EXERCISE PROMPT:
The records must be duplicated exactly, with every picture left out.
____
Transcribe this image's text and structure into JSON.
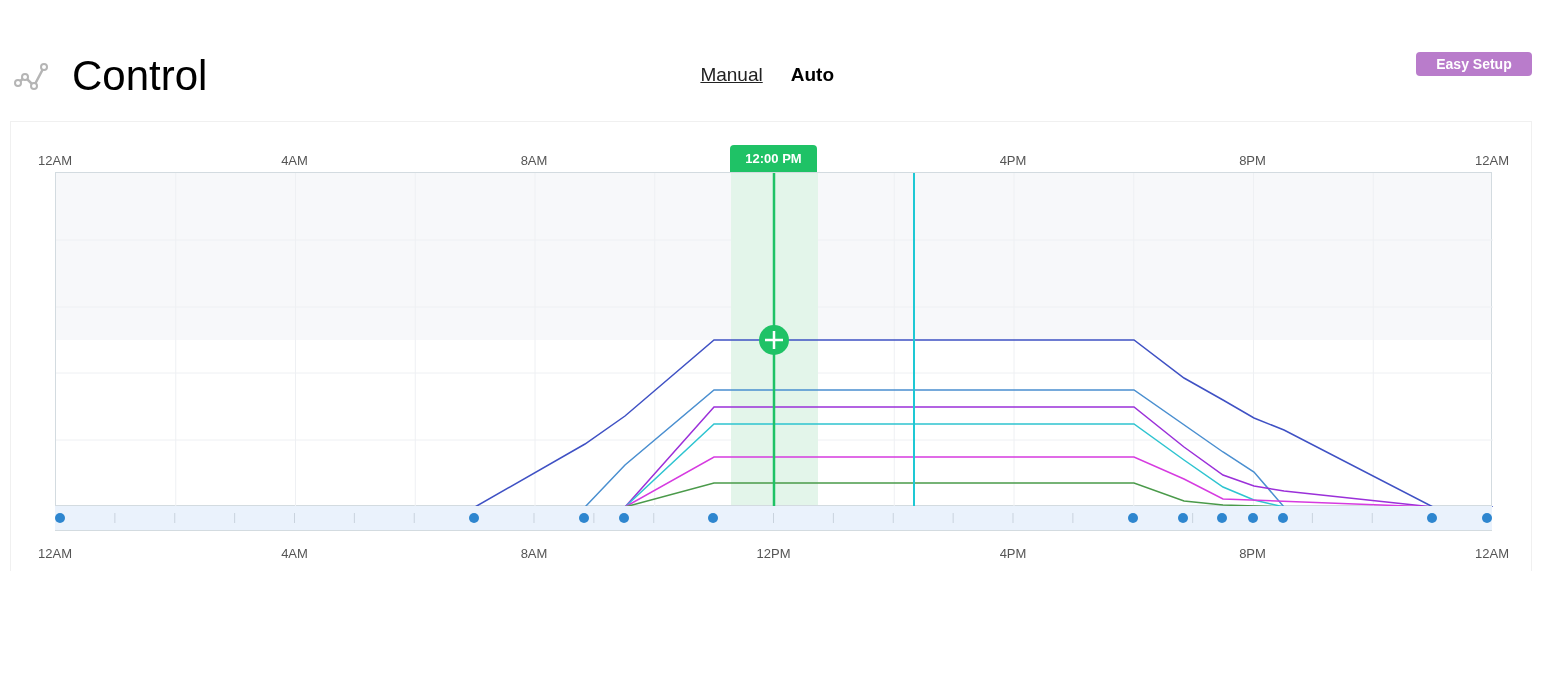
{
  "header": {
    "title": "Control"
  },
  "mode_tabs": [
    {
      "label": "Manual",
      "selected": false
    },
    {
      "label": "Auto",
      "selected": true
    }
  ],
  "easy_setup_button": "Easy Setup",
  "chart": {
    "current_time_badge": "12:00 PM",
    "top_axis_labels": [
      "12AM",
      "4AM",
      "8AM",
      "4PM",
      "8PM",
      "12AM"
    ],
    "bottom_axis_labels": [
      "12AM",
      "4AM",
      "8AM",
      "12PM",
      "4PM",
      "8PM",
      "12AM"
    ]
  }
}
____
OUTPUT OF THE EXERCISE:
Transcribe this image's text and structure into JSON.
{
  "header": {
    "title": "Control"
  },
  "mode_tabs": [
    {
      "label": "Manual",
      "selected": false
    },
    {
      "label": "Auto",
      "selected": true
    }
  ],
  "easy_setup_button": "Easy Setup",
  "chart": {
    "current_time_badge": "12:00 PM",
    "top_axis_labels": [
      "12AM",
      "4AM",
      "8AM",
      "4PM",
      "8PM",
      "12AM"
    ],
    "bottom_axis_labels": [
      "12AM",
      "4AM",
      "8AM",
      "12PM",
      "4PM",
      "8PM",
      "12AM"
    ]
  }
}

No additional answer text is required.